GOING FORWARD:

1. The Rotarians for Bees (RFB) Committee has:
a. Articulated a vision for R4B:  Rotary is a catalyst for building a sustainable bee population in Australia.  
b. Developed a logo for R4B.
c. Developed an information sheet for distribution at Rotary events.
d. Purchased a banner for RFB.  Rotary clubs are encouraged to display the banner at club meetings to generate discussion of the issue.
 
e. Made contact with the WHEEN Foundation, a not for profit organisation promoting the importance of bees, and Earthwatch.

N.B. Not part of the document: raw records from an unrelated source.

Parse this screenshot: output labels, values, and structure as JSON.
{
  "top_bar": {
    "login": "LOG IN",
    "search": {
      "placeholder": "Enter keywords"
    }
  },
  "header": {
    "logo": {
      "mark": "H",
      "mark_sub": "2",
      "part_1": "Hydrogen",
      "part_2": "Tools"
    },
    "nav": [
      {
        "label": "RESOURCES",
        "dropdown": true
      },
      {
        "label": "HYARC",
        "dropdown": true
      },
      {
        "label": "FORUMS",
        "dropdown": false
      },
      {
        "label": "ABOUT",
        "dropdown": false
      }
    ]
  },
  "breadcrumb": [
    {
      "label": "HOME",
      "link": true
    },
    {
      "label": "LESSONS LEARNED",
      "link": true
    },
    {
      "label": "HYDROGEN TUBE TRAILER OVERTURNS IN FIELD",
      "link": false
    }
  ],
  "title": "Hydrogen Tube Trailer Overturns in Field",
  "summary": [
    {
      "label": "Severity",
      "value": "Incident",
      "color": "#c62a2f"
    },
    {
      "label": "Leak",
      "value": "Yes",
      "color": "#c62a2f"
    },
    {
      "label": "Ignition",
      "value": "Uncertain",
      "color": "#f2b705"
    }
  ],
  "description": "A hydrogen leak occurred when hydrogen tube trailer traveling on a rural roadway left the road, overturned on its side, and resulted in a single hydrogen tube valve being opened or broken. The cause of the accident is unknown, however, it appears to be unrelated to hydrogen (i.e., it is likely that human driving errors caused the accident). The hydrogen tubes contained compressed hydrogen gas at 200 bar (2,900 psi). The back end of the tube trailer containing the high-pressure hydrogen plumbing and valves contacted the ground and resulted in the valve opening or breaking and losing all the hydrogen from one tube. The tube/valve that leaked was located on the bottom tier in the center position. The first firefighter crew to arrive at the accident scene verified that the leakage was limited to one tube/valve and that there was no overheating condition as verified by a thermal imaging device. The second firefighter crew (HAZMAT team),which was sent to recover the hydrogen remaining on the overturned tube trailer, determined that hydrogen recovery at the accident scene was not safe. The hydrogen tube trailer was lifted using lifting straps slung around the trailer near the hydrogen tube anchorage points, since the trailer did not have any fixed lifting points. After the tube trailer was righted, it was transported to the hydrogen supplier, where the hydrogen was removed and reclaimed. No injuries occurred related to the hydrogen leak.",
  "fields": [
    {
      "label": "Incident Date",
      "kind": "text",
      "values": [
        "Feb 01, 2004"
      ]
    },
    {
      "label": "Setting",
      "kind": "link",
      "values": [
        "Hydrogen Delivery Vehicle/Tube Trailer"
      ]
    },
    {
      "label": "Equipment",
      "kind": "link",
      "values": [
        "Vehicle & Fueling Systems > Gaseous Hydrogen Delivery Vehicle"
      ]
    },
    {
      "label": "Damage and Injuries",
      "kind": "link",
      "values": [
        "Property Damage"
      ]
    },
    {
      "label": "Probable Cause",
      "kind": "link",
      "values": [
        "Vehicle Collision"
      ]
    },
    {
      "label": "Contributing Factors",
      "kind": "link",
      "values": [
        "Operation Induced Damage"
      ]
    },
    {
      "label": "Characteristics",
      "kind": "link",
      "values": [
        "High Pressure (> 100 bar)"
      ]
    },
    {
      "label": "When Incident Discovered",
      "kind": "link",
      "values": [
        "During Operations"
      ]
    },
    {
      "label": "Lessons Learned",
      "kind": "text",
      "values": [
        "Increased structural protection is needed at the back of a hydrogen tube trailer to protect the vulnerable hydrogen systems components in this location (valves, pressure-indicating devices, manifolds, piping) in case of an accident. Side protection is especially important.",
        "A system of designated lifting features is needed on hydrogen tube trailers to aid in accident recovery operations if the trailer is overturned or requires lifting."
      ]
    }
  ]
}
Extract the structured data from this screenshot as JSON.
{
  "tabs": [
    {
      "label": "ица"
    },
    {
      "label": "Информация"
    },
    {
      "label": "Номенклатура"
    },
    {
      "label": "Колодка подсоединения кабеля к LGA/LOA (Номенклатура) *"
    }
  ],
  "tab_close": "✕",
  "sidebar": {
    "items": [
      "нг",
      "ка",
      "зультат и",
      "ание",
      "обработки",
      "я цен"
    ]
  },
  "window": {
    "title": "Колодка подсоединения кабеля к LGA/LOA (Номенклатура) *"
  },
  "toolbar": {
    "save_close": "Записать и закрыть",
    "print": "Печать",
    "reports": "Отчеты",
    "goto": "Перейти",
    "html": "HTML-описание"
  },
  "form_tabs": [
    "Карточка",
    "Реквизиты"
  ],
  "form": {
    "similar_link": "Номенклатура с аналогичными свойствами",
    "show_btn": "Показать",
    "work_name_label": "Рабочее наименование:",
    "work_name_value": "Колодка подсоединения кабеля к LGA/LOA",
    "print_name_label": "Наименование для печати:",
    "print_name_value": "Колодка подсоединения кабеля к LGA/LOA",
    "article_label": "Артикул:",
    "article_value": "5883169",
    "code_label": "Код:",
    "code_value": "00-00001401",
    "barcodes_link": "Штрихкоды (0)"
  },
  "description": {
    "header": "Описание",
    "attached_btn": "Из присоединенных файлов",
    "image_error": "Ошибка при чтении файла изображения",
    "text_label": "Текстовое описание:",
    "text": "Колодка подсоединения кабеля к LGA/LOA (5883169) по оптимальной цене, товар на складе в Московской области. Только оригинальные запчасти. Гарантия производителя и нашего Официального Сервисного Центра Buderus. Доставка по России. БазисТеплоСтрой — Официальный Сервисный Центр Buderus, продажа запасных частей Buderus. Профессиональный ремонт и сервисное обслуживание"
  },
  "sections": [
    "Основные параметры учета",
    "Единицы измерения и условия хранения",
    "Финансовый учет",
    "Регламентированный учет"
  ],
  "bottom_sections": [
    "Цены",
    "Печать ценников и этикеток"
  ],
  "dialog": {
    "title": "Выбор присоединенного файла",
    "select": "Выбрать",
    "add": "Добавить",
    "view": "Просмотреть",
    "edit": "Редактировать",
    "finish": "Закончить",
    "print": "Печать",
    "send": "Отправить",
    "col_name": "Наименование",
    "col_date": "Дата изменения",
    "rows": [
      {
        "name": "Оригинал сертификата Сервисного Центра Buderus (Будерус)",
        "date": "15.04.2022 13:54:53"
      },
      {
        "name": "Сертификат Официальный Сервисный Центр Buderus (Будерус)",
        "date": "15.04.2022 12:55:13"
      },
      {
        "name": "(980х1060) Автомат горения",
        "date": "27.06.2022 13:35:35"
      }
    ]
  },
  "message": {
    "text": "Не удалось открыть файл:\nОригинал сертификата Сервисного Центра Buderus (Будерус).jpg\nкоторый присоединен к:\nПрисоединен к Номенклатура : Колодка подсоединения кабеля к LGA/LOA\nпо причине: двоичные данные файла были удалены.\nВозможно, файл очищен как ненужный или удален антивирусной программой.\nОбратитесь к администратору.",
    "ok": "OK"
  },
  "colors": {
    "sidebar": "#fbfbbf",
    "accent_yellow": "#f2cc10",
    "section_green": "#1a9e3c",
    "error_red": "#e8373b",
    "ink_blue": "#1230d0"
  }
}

f. Initiated a database of Rotarians and others interested in the project, principally through expressions of interest at the recent Multi-District conference.  A strategy will be developed to maintain contact with interested parties.
 
2. The Rotarians for Bees Committee is preparing:
a. A strategic action plan that will include:
i. Making contact with other bodies with interest in bee promotion; and government departments with interest in related areas, e.g. apiary, agriculture.
ii. Developing a promotional plan, including appropriate messages for the community in regard to R4B using social media, contact with clubs, articles in RDU, a speakers’ bank, etc., 
iii. Developing an R4B page on the ESRAG website.
iv. Developing a plan for contacting unregistered beekeepers and investigating training for unregistered beekeepers.
 
 
Project Category: 
Sustainable economies
Biodiversity
Ecosystems
Education